COSTA MESA — Chargers running back Austin Ekeler was left confused after being shut out against the New England Patriots in Week 13, but then he realized why the flat performance occurred.
The Chargers didn’t have an offensive identity through 12 games of the season.
“I think that’s where we struggled this year (with) just trying to find what really is our formula for success on offense,” Ekeler said on Dec. 9.
Ekeler found his answers after back-to-back wins and a 30-point performance against the Las Vegas Raiders last week.
Rookie quarterback Justin Herbert is the Chargers’ offensive identity, according to Ekeler.
“I think we have an identity and I think a lot of it stands from our rookie quarterback, who’s been really playing well,” Ekeler said Tuesday. “He’s taken a lot of responsibility on his shoulders and proven he can take that and I think our identity is coming through Herbert right now.
“Obviously, we’re trying to run the game, but Herbert is out there taking control and doing it with his arm and legs too at the quarterback spot.”
Herbert had a dynamic start to his NFL career after taking over as the starter in Week 2, but he hit a rough patch in games against the Miami Dolphins, Buffalo Bills and Patriots.
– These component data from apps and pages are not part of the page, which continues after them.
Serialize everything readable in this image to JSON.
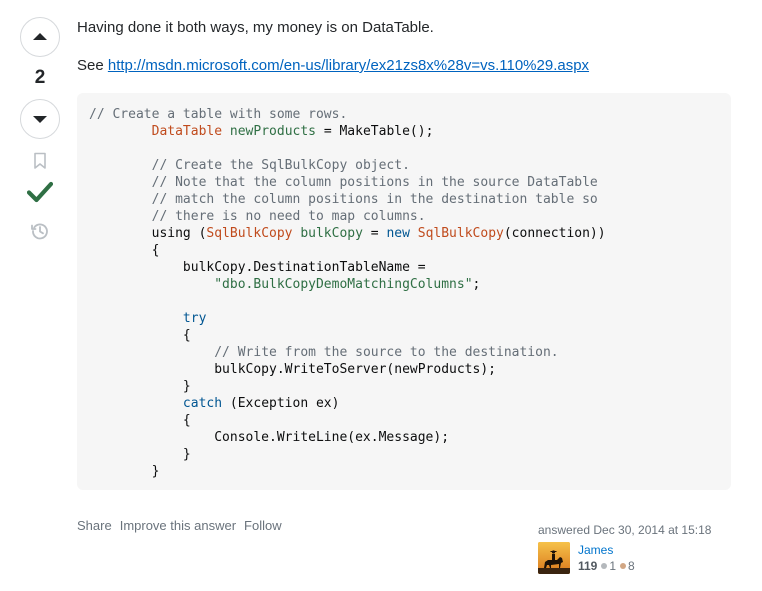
{
  "vote": {
    "count": "2",
    "accepted_color": "#2f6f44",
    "icons": [
      "arrow-up-icon",
      "arrow-down-icon",
      "bookmark-icon",
      "accepted-check-icon",
      "history-icon"
    ]
  },
  "post": {
    "paragraph1": "Having done it both ways, my money is on DataTable.",
    "see_label": "See ",
    "link_text": "http://msdn.microsoft.com/en-us/library/ex21zs8x%28v=vs.110%29.aspx",
    "link_href": "http://msdn.microsoft.com/en-us/library/ex21zs8x%28v=vs.110%29.aspx"
  },
  "code_lines": [
    [
      [
        "c",
        "// Create a table with some rows."
      ]
    ],
    [
      [
        "",
        "        "
      ],
      [
        "t",
        "DataTable"
      ],
      [
        "",
        " "
      ],
      [
        "v",
        "newProducts"
      ],
      [
        "",
        " = MakeTable();"
      ]
    ],
    [
      [
        "",
        ""
      ]
    ],
    [
      [
        "",
        "        "
      ],
      [
        "c",
        "// Create the SqlBulkCopy object."
      ]
    ],
    [
      [
        "",
        "        "
      ],
      [
        "c",
        "// Note that the column positions in the source DataTable"
      ]
    ],
    [
      [
        "",
        "        "
      ],
      [
        "c",
        "// match the column positions in the destination table so"
      ]
    ],
    [
      [
        "",
        "        "
      ],
      [
        "c",
        "// there is no need to map columns."
      ]
    ],
    [
      [
        "",
        "        using ("
      ],
      [
        "t",
        "SqlBulkCopy"
      ],
      [
        "",
        " "
      ],
      [
        "v",
        "bulkCopy"
      ],
      [
        "",
        " = "
      ],
      [
        "k",
        "new"
      ],
      [
        "",
        " "
      ],
      [
        "t",
        "SqlBulkCopy"
      ],
      [
        "",
        "(connection))"
      ]
    ],
    [
      [
        "",
        "        {"
      ]
    ],
    [
      [
        "",
        "            bulkCopy.DestinationTableName ="
      ]
    ],
    [
      [
        "",
        "                "
      ],
      [
        "s",
        "\"dbo.BulkCopyDemoMatchingColumns\""
      ],
      [
        "",
        ";"
      ]
    ],
    [
      [
        "",
        ""
      ]
    ],
    [
      [
        "",
        "            "
      ],
      [
        "k",
        "try"
      ]
    ],
    [
      [
        "",
        "            {"
      ]
    ],
    [
      [
        "",
        "                "
      ],
      [
        "c",
        "// Write from the source to the destination."
      ]
    ],
    [
      [
        "",
        "                bulkCopy.WriteToServer(newProducts);"
      ]
    ],
    [
      [
        "",
        "            }"
      ]
    ],
    [
      [
        "",
        "            "
      ],
      [
        "k",
        "catch"
      ],
      [
        "",
        " (Exception ex)"
      ]
    ],
    [
      [
        "",
        "            {"
      ]
    ],
    [
      [
        "",
        "                Console.WriteLine(ex.Message);"
      ]
    ],
    [
      [
        "",
        "            }"
      ]
    ],
    [
      [
        "",
        "        }"
      ]
    ]
  ],
  "actions": {
    "share": "Share",
    "improve": "Improve this answer",
    "follow": "Follow"
  },
  "signature": {
    "answered": "answered Dec 30, 2014 at 15:18",
    "user_name": "James",
    "reputation": "119",
    "silver": "1",
    "bronze": "8"
  }
}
The Chargers faced the AFC East in four consecutive games between Weeks 10 to 13.
Herbert struggled with reading blitz disguises against those three teams and was looking for certain targets instead of spreading the ball.
But Herbert made adjustments in the past two games and has earned more trust from teammates and coaches after guiding them on back-to-back game-winning final drives against the Atlanta Falcons and Raiders in overtime.
Chargers wide receiver Jalen Guyton said Herbert made a key audible at the line of scrimmage against the Raiders after reading the defense. Guyton said Herbert read the defense incorrectly in a similar situation a few weeks earlier.
“Justin started out playing well,” Chargers coach Anthony Lynn said. “He peaked a little bit. You had to expect it. You knew that was coming. So he went through a rough patch and I believe he’s come out of the rough patch with his performance over the last couple weeks. I think he’s a better quarterback coming out of that rough patch, so he’s doing some good things, but he still has ways to go.”
Herbert is showing his fast start wasn’t a fluke by countering defenses’ adjustments. He’s now seeing teams for a second time, starting with the Raiders last week and ending the season against the Denver Broncos on Sunday and Kansas City Chiefs in Week 17.
Lynn said Herbert stopped looking for his star players and returned to his progression reads and spreading the ball.
Herbert struggled to incorporate Ekeler when he returned from his six-game absence in Week 12 against the Bills. The Chargers averaged 29.5 points while Ekeler was sidelined with a torn hamstring. They only managed 17 points combined in Ekeler’s first two games back.
The Chargers’ offense is back on track because Herbert has taken control and players have followed the star rookie’s lead. He’s no longer concerned with feeding his top playmakers. They’re waiting for their opportunities.
“Super proud of him,” Ekeler said about Herbert. “We’re trying to back him up as much as we can by making plays for him out in space because he’s giving us opportunities. We just have to take advantage.”
Austin Ekeler kept it simple when asked what’s the offensive identity: “Justin Herbert.” #Chargers
— Gilbert Manzano (@GManzano24) December 22, 2020
NO PLANS TO SHUT DOWN BOSA
With two games left on the schedule, Lynn said he has no plans to shut down Joey Bosa for the season after Bosa was placed in the concussion protocol for the second time this year.
“Guys in the protocol, I really can’t talk about them anyway, but that’s not the intention,” Lynn said about his star pass rusher.
Bosa left in the fourth quarter of last week’s game against the Las Vegas Raiders to be evaluated for a concussion. He missed two games after sustaining a concussion in Week 8 against the Denver Broncos.
Bosa has dealt with multiple injuries this season, including a shin injury that limited his snap count versus the Raiders.
REMEMBERING KEVIN GREENE
Lynn opened his Tuesday news conference by remembering Hall of Fame outside linebacker Kevin Greene, who died Monday at the age of 58.
Lynn referred to Greene as a great friend and an unbelievable pass rusher. Greene played the first eight seasons of his 15-year NFL career with the Rams.
“You just felt like a better person because his enthusiasm for life, his passion, it was contagious,” Lynn said about Greene. “It was just sad when I heard he had passed yesterday, but I know he’s in a better place right now. But if you pray, please keep his family in your prayers, please.
“When Kevin was with the Carolina Panthers and I was with the 49ers, Kevin was my nemesis. I could not block him. He was unbelievable, but at the same time, he was this great pass rusher, but he had such a respect for his opponent in the game that you couldn’t help but to like him.”
Lynn said he spoke to Greene before the 2020 season about coaching together in the future. Greene was an outside linebackers coach for the Green Bay Packers and New York Jets.
“We spoke right before the season about opportunities of working together one day,” Lynn said. “I just hate (that) I missed out on an opportunity to work with him.”